The Jackets have reached all the way out to the west coast to search for their Quarterback of the future, and they found him in San Diego native Lucas Johnson. The former San Diego State commit flipped to Georgia Tech after visiting both schools. Johnson will join a rapidly growing Georgia Tech recruiting class, becoming the 17th commit for 2016.
Johnson has been overlooked by many schools and recruiting and services during his recruitment. Originally rated as a 2-star recruit by Rivals, Johnson was recently upgraded to a 3-star after a strong senior year resulted in interest from Georgia Tech. He still lacks a long list of offers, as other schools still have not discovered the California product.
Johnson announced his decision via Twitter with this twitter post:
I am proud to announce that I will be continuing my football career at Georgia Tech! #YellowJackets #ACC #LGI pic.twitter.com/kSbUbUfJBJ— Dr. Johnson (@lucasj_7) January 26, 2016
Johnson's tape is quite impressive. As a passer, he is by far the most developed quarterback prospect that Georgia Tech has landed during Paul Johnson's tenure as head coach. It is easy to tell that he was well coached in high school, and should be able to bring his passing to the next level with success. Johnson's ball placement ability is stellar, and is something that will open up the offense for Georgia Tech. On a variety of throws, he can place the ball where only his receiver can get it, which is a highly coveted skill in a system that sees a good amount of man coverage. His back-shoulder passes are a thing of beauty, and his throws to the end zone will be unfair when he gets to work with Georgia Tech's tall receivers.
He can also make a variety of throws.
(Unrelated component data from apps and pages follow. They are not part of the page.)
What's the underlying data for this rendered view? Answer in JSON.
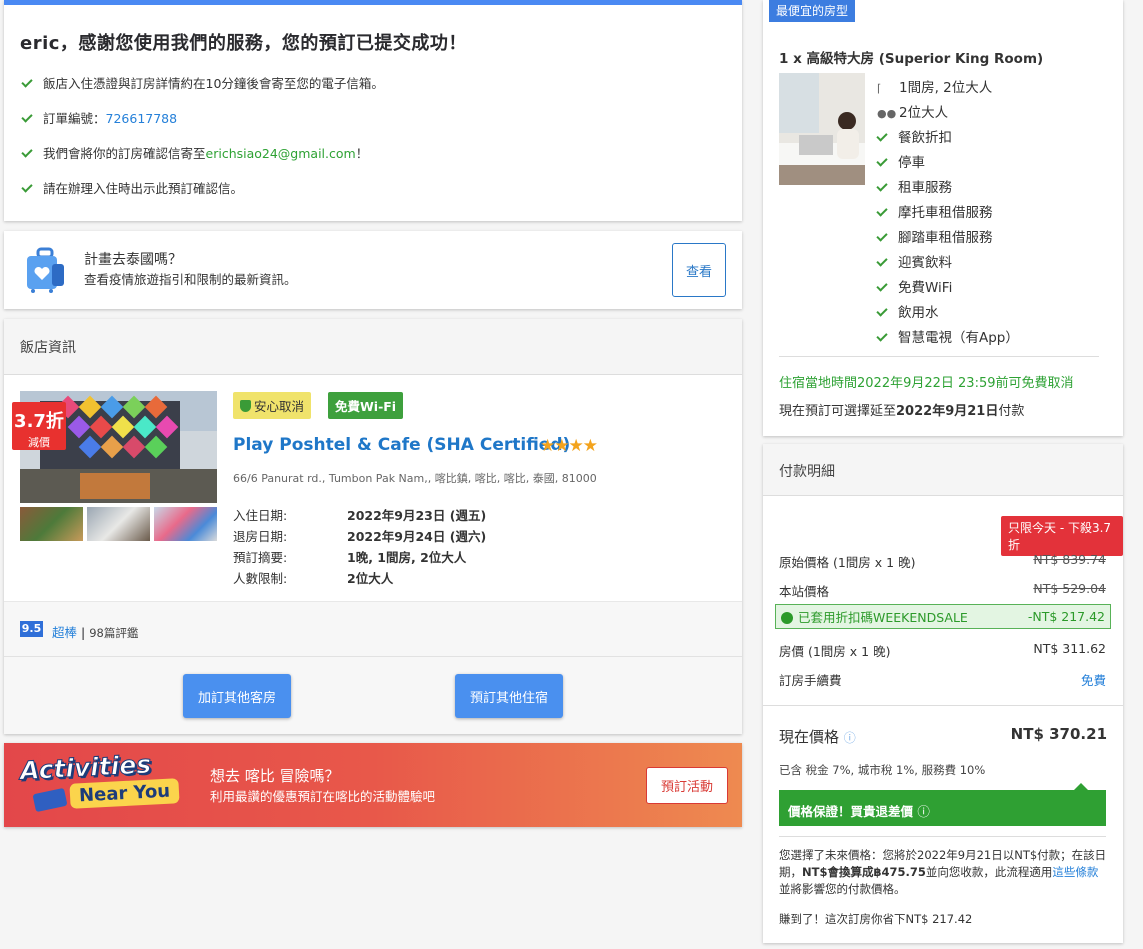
{
  "confirmation": {
    "title": "eric，感謝您使用我們的服務，您的預訂已提交成功！",
    "line1": "飯店入住憑證與訂房詳情約在10分鐘後會寄至您的電子信箱。",
    "order_label": "訂單編號：",
    "order_number": "726617788",
    "email_prefix": "我們會將你的訂房確認信寄至",
    "email": "erichsiao24@gmail.com",
    "email_suffix": "！",
    "line4": "請在辦理入住時出示此預訂確認信。"
  },
  "travel": {
    "title": "計畫去泰國嗎？",
    "subtitle": "查看疫情旅遊指引和限制的最新資訊。",
    "button": "查看"
  },
  "hotel": {
    "header": "飯店資訊",
    "discount": "3.7折",
    "discount_sub": "減價",
    "tag_safe": "安心取消",
    "tag_wifi": "免費Wi-Fi",
    "name": "Play Poshtel & Cafe (SHA Certified)",
    "stars": "★★★★",
    "address": "66/6 Panurat rd., Tumbon Pak Nam,, 喀比鎮, 喀比, 喀比, 泰國, 81000",
    "checkin_label": "入住日期:",
    "checkin": "2022年9月23日 (週五)",
    "checkout_label": "退房日期:",
    "checkout": "2022年9月24日 (週六)",
    "summary_label": "預訂摘要:",
    "summary": "1晚, 1間房, 2位大人",
    "limit_label": "人數限制:",
    "limit": "2位大人",
    "score": "9.5",
    "rating": "超棒",
    "reviews": "98篇評鑑",
    "btn_rooms": "加訂其他客房",
    "btn_stay": "預訂其他住宿"
  },
  "activities": {
    "logo1": "Activities",
    "logo2": "Near You",
    "title": "想去 喀比 冒險嗎？",
    "subtitle": "利用最讚的優惠預訂在喀比的活動體驗吧",
    "button": "預訂活動"
  },
  "room": {
    "badge": "最便宜的房型",
    "name": "1 x 高級特大房 (Superior King Room)",
    "amenities": [
      "1間房, 2位大人",
      "2位大人",
      "餐飲折扣",
      "停車",
      "租車服務",
      "摩托車租借服務",
      "腳踏車租借服務",
      "迎賓飲料",
      "免費WiFi",
      "飲用水",
      "智慧電視（有App）"
    ],
    "cancel": "住宿當地時間2022年9月22日 23:59前可免費取消",
    "pay_prefix": "現在預訂可選擇延至",
    "pay_date": "2022年9月21日",
    "pay_suffix": "付款"
  },
  "payment": {
    "header": "付款明細",
    "limited": "只限今天 - 下殺3.7折",
    "orig_label": "原始價格 (1間房 x 1 晚)",
    "orig": "NT$ 839.74",
    "site_label": "本站價格",
    "site": "NT$ 529.04",
    "coupon_label": "已套用折扣碼WEEKENDSALE",
    "coupon": "-NT$ 217.42",
    "room_label": "房價 (1間房 x 1 晚)",
    "room": "NT$ 311.62",
    "fee_label": "訂房手續費",
    "fee": "免費",
    "now_label": "現在價格",
    "now": "NT$ 370.21",
    "tax": "已含 稅金 7%, 城市稅 1%, 服務費 10%",
    "guarantee": "價格保證！買貴退差價",
    "future_1": "您選擇了未來價格：您將於2022年9月21日以NT$付款；在該日期，",
    "future_bold": "NT$會換算成฿475.75",
    "future_2": "並向您收款，此流程適用",
    "future_link": "這些條款",
    "future_3": "並將影響您的付款價格。",
    "saved": "賺到了！這次訂房你省下NT$ 217.42"
  }
}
He can drive the ball down field, throw touch passes, or throw darts on fast-developing routes. The way he can change up his release velocity to match the type of throw he is making is something special for a high school player.
As a runner, Johnson shows all the necessary physical abilities required in order to be dangerous in Paul Johnson's spread option attack. He's not Justin Thomas with the ball in his hands, but he can get the job done. He's slippery, and it is tough to wrap him up. He also uses his blocks extremely well and is a patient runner, which is something else that is good to see for a high school prospect.
I would have liked to have seen some more option reads in his game, as not every prospect that comes to Georgia Tech has the ability to learn all the reads necessary to excel as a quarterback. His high school offense was more pass happy than Georgia Tech's, so that will be an adjustment for him.
Overall, this is an exciting and intriguing prospect that could change the flow the offense for Georgia Tech. Let's welcome him to the flats!